Carol Falke needed some help.
Falke, a State College community member, was planning her fourth mission trip to Rwanda, where she works with the Urunkundo Learning Center, a non-profit organization focused on providing education for orphaned and poor children. The center includes a preschool, kindergarten, and instruction for students in grades 1-2. During a 2013 expansion project, a music and art room had been added, but they had neither a music curriculum nor equipment. That's when she turned to music education faculty member Darrin Thornton for assistance and advice.
Thornton was intrigued by the idea of creating learning materials for the school, and saw it as a perfect project for his junior-year music education students. "It was an opportunity to flex our music education methods and materials muscles and apply them to a real-life situation that music teachers often find themselves in—consultants about music curriculum."
Thus, Thornton initiated the "Great Lesson Plan Commission Project." During the last two weeks of the fall 2013 semester, after his music education students had cycled through a rotation of instructional materials units, they began working on creating lesson plans for Falke's mission team to share with the Urunkundo Learning Center teachers.
Thornton and 25 music education majors planned five 20-minute activities for each of the Rwanda school's grade levels, and each activity included a clearly detailed sequence of instruction. The activities were based on themes common to both the United States and Rwanda (i.e. seasons, holidays, weather/climate, colors, animals, etc.). Each activity was written in language that a non-music teacher would understand.
The same students gathered at the start of the spring 2014 semester to practice implementing their Rwanda plans and to discuss how to make them more effective. The State College-based Rwanda mission team was invited to a class where the Penn State students described their lessons and then taught them to the entire group. These lessons were videotaped so that the mission team would have examples of the songs and materials to use as a reference while in Rwanda. The teaching videos, sound recordings, and other sound materials were loaded onto an iPod that the mission team carried with them, along with the printed material.
Falke and her colleagues visited Rwanda in March 2014, where they shared the Penn State lesson plans with the teacher responsible for music instruction at the Urunkundo Learning Center.

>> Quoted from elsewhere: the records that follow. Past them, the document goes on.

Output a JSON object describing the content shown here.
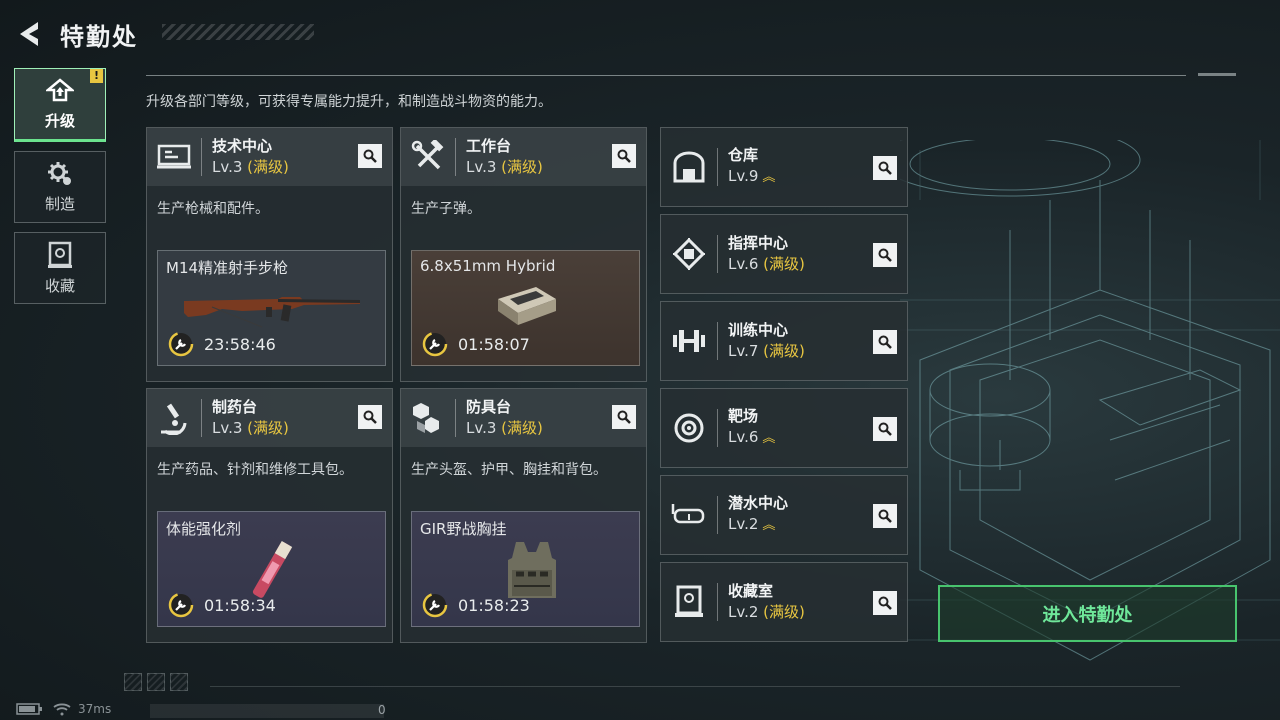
{
  "header": {
    "title": "特勤处"
  },
  "subtitle": "升级各部门等级，可获得专属能力提升，和制造战斗物资的能力。",
  "nav": [
    {
      "label": "升级",
      "icon": "upgrade-icon",
      "active": true,
      "badge": "!"
    },
    {
      "label": "制造",
      "icon": "gear-icon",
      "active": false
    },
    {
      "label": "收藏",
      "icon": "collection-icon",
      "active": false
    }
  ],
  "cards": [
    {
      "name": "技术中心",
      "level": "Lv.3",
      "status": "(满级)",
      "desc": "生产枪械和配件。",
      "product": "M14精准射手步枪",
      "timer": "23:58:46"
    },
    {
      "name": "工作台",
      "level": "Lv.3",
      "status": "(满级)",
      "desc": "生产子弹。",
      "product": "6.8x51mm Hybrid",
      "timer": "01:58:07"
    },
    {
      "name": "制药台",
      "level": "Lv.3",
      "status": "(满级)",
      "desc": "生产药品、针剂和维修工具包。",
      "product": "体能强化剂",
      "timer": "01:58:34"
    },
    {
      "name": "防具台",
      "level": "Lv.3",
      "status": "(满级)",
      "desc": "生产头盔、护甲、胸挂和背包。",
      "product": "GIR野战胸挂",
      "timer": "01:58:23"
    }
  ],
  "mini_cards": [
    {
      "name": "仓库",
      "level": "Lv.9",
      "status": "",
      "upgradable": true
    },
    {
      "name": "指挥中心",
      "level": "Lv.6",
      "status": "(满级)",
      "upgradable": false
    },
    {
      "name": "训练中心",
      "level": "Lv.7",
      "status": "(满级)",
      "upgradable": false
    },
    {
      "name": "靶场",
      "level": "Lv.6",
      "status": "",
      "upgradable": true
    },
    {
      "name": "潜水中心",
      "level": "Lv.2",
      "status": "",
      "upgradable": true
    },
    {
      "name": "收藏室",
      "level": "Lv.2",
      "status": "(满级)",
      "upgradable": false
    }
  ],
  "enter_button": "进入特勤处",
  "status": {
    "ping": "37ms",
    "counter": "0"
  },
  "colors": {
    "accent": "#6be38e",
    "maxed": "#e8c641",
    "enter": "#6fe79a"
  }
}
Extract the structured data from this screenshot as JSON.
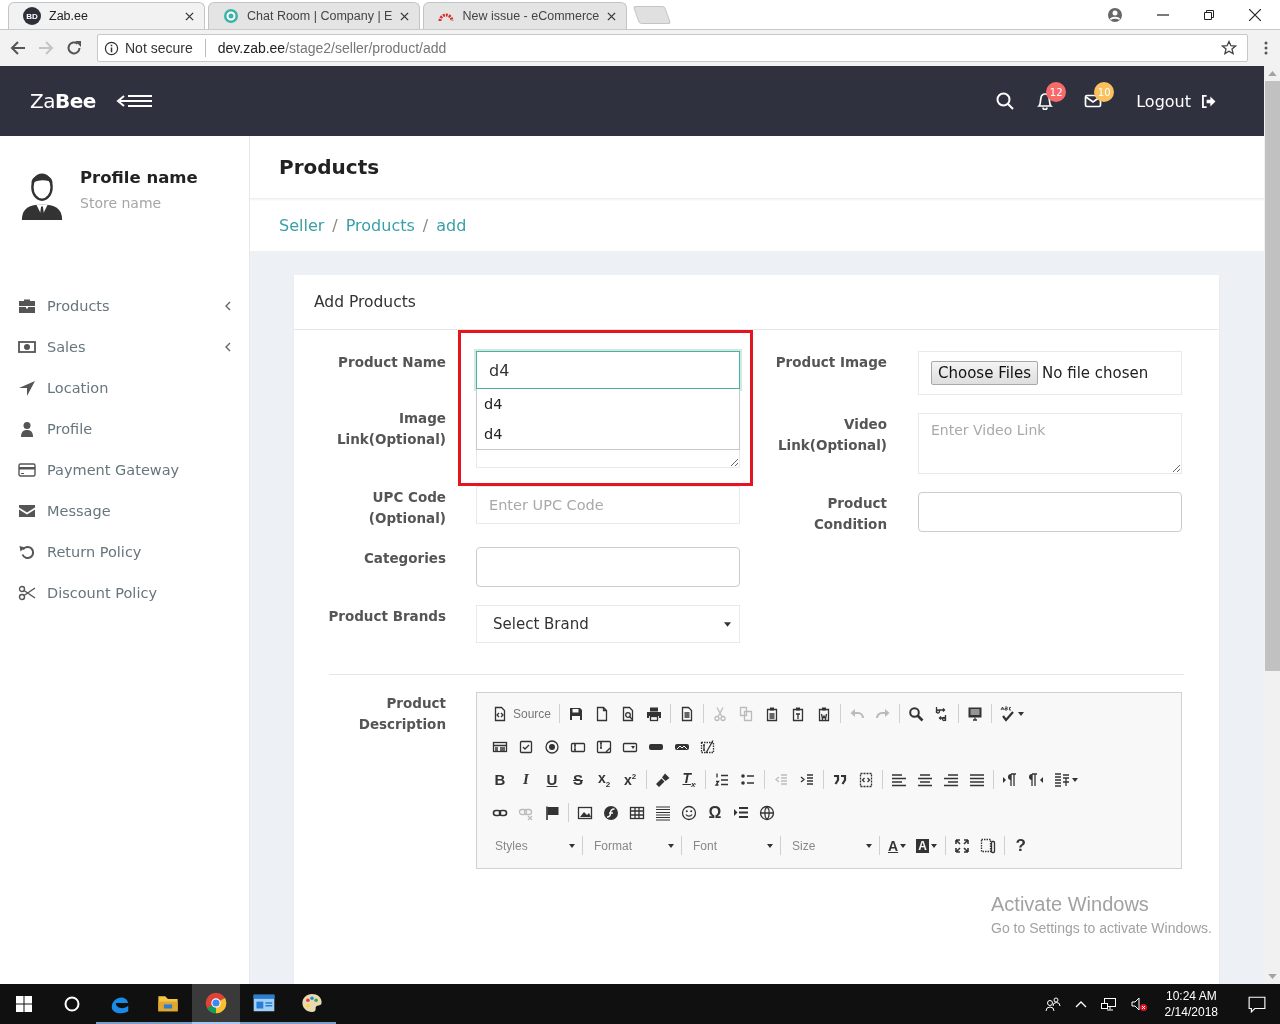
{
  "browser": {
    "tabs": [
      {
        "title": "Zab.ee",
        "kind": "zabee",
        "favicon_text": "BD",
        "selected": true
      },
      {
        "title": "Chat Room | Company | E",
        "kind": "chat",
        "selected": false
      },
      {
        "title": "New issue - eCommerce",
        "kind": "issue",
        "selected": false
      }
    ],
    "address": {
      "security": "Not secure",
      "host": "dev.zab.ee",
      "path": "/stage2/seller/product/add"
    }
  },
  "header": {
    "logo": "Za**Bee**",
    "notifications": [
      {
        "kind": "bell",
        "count": "12",
        "color": "#f96b6b"
      },
      {
        "kind": "mail",
        "count": "10",
        "color": "#fbc15e"
      }
    ],
    "logout": "Logout"
  },
  "sidebar": {
    "profile_name": "Profile name",
    "store_name": "Store name",
    "items": [
      {
        "label": "Products",
        "kind": "briefcase",
        "has_submenu": true
      },
      {
        "label": "Sales",
        "kind": "money",
        "has_submenu": true
      },
      {
        "label": "Location",
        "kind": "location",
        "has_submenu": false
      },
      {
        "label": "Profile",
        "kind": "user",
        "has_submenu": false
      },
      {
        "label": "Payment Gateway",
        "kind": "card",
        "has_submenu": false
      },
      {
        "label": "Message",
        "kind": "envelope",
        "has_submenu": false
      },
      {
        "label": "Return Policy",
        "kind": "return",
        "has_submenu": false
      },
      {
        "label": "Discount Policy",
        "kind": "scissors",
        "has_submenu": false
      }
    ]
  },
  "page": {
    "title": "Products",
    "breadcrumb": [
      {
        "kind": "link",
        "text": "Seller"
      },
      {
        "kind": "separator",
        "text": "/"
      },
      {
        "kind": "link",
        "text": "Products"
      },
      {
        "kind": "separator",
        "text": "/"
      },
      {
        "kind": "link",
        "text": "add"
      }
    ]
  },
  "card": {
    "title": "Add Products",
    "left_fields": [
      {
        "kind": "text",
        "label": "Product Name",
        "value": "d4",
        "focused": true,
        "highlighted": true,
        "suggestions": [
          "d4",
          "d4"
        ]
      },
      {
        "kind": "textarea",
        "label": "Image Link(Optional)",
        "highlighted": false
      },
      {
        "kind": "text",
        "label": "UPC Code (Optional)",
        "placeholder": "Enter UPC Code",
        "focused": false,
        "highlighted": false
      },
      {
        "kind": "input",
        "label": "Categories",
        "focused": false,
        "highlighted": false
      },
      {
        "kind": "select",
        "label": "Product Brands",
        "value": "Select Brand",
        "highlighted": false
      }
    ],
    "right_fields": [
      {
        "kind": "file",
        "label": "Product Image",
        "button": "Choose Files",
        "status": "No file chosen"
      },
      {
        "kind": "textarea",
        "label": "Video Link(Optional)",
        "placeholder": "Enter Video Link"
      },
      {
        "kind": "input",
        "label": "Product Condition"
      }
    ],
    "description": {
      "label": "Product Description",
      "toolbar": [
        [
          [
            {
              "kind": "source",
              "label": "Source",
              "disabled": false
            }
          ],
          [
            {
              "kind": "save",
              "disabled": false
            },
            {
              "kind": "newpage",
              "disabled": false
            },
            {
              "kind": "preview",
              "disabled": false
            },
            {
              "kind": "print",
              "disabled": false
            }
          ],
          [
            {
              "kind": "templates",
              "disabled": false
            }
          ],
          [
            {
              "kind": "cut",
              "disabled": true
            },
            {
              "kind": "copy",
              "disabled": true
            },
            {
              "kind": "paste",
              "disabled": false
            },
            {
              "kind": "pastetext",
              "disabled": false
            },
            {
              "kind": "pasteword",
              "disabled": false
            }
          ],
          [
            {
              "kind": "undo",
              "disabled": true
            },
            {
              "kind": "redo",
              "disabled": true
            }
          ],
          [
            {
              "kind": "find",
              "disabled": false
            },
            {
              "kind": "replace",
              "disabled": false
            }
          ],
          [
            {
              "kind": "selectall",
              "disabled": false
            }
          ],
          [
            {
              "kind": "spell",
              "disabled": false
            }
          ]
        ],
        [
          [
            {
              "kind": "form",
              "disabled": false
            },
            {
              "kind": "checkbox",
              "disabled": false
            },
            {
              "kind": "radio",
              "disabled": false
            },
            {
              "kind": "textfield",
              "disabled": false
            },
            {
              "kind": "textarea",
              "disabled": false
            },
            {
              "kind": "select",
              "disabled": false
            },
            {
              "kind": "button",
              "disabled": false
            },
            {
              "kind": "imagebutton",
              "disabled": false
            },
            {
              "kind": "hiddenfield",
              "disabled": false
            }
          ]
        ],
        [
          [
            {
              "kind": "bold",
              "label": "B",
              "disabled": false
            },
            {
              "kind": "italic",
              "label": "I",
              "disabled": false
            },
            {
              "kind": "underline",
              "label": "U",
              "disabled": false
            },
            {
              "kind": "strike",
              "label": "S",
              "disabled": false
            },
            {
              "kind": "subscript",
              "label": "x$_{2}$",
              "disabled": false
            },
            {
              "kind": "superscript",
              "label": "x$^{2}$",
              "disabled": false
            }
          ],
          [
            {
              "kind": "copyformat",
              "disabled": false
            },
            {
              "kind": "removeformat",
              "label": "T$_{x}$",
              "disabled": false
            }
          ],
          [
            {
              "kind": "numlist",
              "disabled": false
            },
            {
              "kind": "bulletlist",
              "disabled": false
            }
          ],
          [
            {
              "kind": "outdent",
              "disabled": true
            },
            {
              "kind": "indent",
              "disabled": false
            }
          ],
          [
            {
              "kind": "blockquote",
              "disabled": false
            },
            {
              "kind": "div",
              "disabled": false
            }
          ],
          [
            {
              "kind": "alignleft",
              "disabled": false
            },
            {
              "kind": "aligncenter",
              "disabled": false
            },
            {
              "kind": "alignright",
              "disabled": false
            },
            {
              "kind": "justify",
              "disabled": false
            }
          ],
          [
            {
              "kind": "ltr",
              "disabled": false
            },
            {
              "kind": "rtl",
              "disabled": false
            },
            {
              "kind": "language",
              "disabled": false
            }
          ]
        ],
        [
          [
            {
              "kind": "link",
              "disabled": false
            },
            {
              "kind": "unlink",
              "disabled": true
            },
            {
              "kind": "anchor",
              "disabled": false
            }
          ],
          [
            {
              "kind": "image",
              "disabled": false
            },
            {
              "kind": "flash",
              "disabled": false
            },
            {
              "kind": "table",
              "disabled": false
            },
            {
              "kind": "hr",
              "disabled": false
            },
            {
              "kind": "smiley",
              "disabled": false
            },
            {
              "kind": "specialchar",
              "label": "Ω",
              "disabled": false
            },
            {
              "kind": "pagebreak",
              "disabled": false
            },
            {
              "kind": "iframe",
              "disabled": false
            }
          ]
        ],
        [
          [
            {
              "kind": "combo",
              "label": "Styles",
              "disabled": false
            }
          ],
          [
            {
              "kind": "combo",
              "label": "Format",
              "disabled": false
            }
          ],
          [
            {
              "kind": "combo",
              "label": "Font",
              "disabled": false
            }
          ],
          [
            {
              "kind": "combo",
              "label": "Size",
              "disabled": false
            }
          ],
          [
            {
              "kind": "textcolor",
              "label": "A",
              "disabled": false
            },
            {
              "kind": "bgcolor",
              "label": "A",
              "disabled": false
            }
          ],
          [
            {
              "kind": "maximize",
              "disabled": false
            },
            {
              "kind": "showblocks",
              "disabled": false
            }
          ],
          [
            {
              "kind": "help",
              "label": "?",
              "disabled": false
            }
          ]
        ]
      ]
    }
  },
  "os_overlay": {
    "title": "Activate Windows",
    "text": "Go to Settings to activate Windows."
  },
  "taskbar": {
    "apps": [
      {
        "kind": "edge",
        "selected": false
      },
      {
        "kind": "explorer",
        "selected": false
      },
      {
        "kind": "chrome",
        "selected": true
      },
      {
        "kind": "window",
        "selected": false
      },
      {
        "kind": "paint",
        "selected": false
      }
    ],
    "time": "10:24 AM",
    "date": "2/14/2018"
  }
}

Falke reported that while the teacher seemed "a bit overwhelmed" (she is also responsible for teaching Kinyarwanda and French), the director of the neighboring Kigali School of Music was greatly impressed with the lesson, and he intends to assist the Urunkundo teaching staff.
Thornton believes that this project was incredibly worthwhile and eye-opening for the Penn State music education students who participated. "This project is a great example of service learning through community service, and it gave our students a wonderful opportunity to see the connections between what they will do in music education and the world around them, outside of their school walls."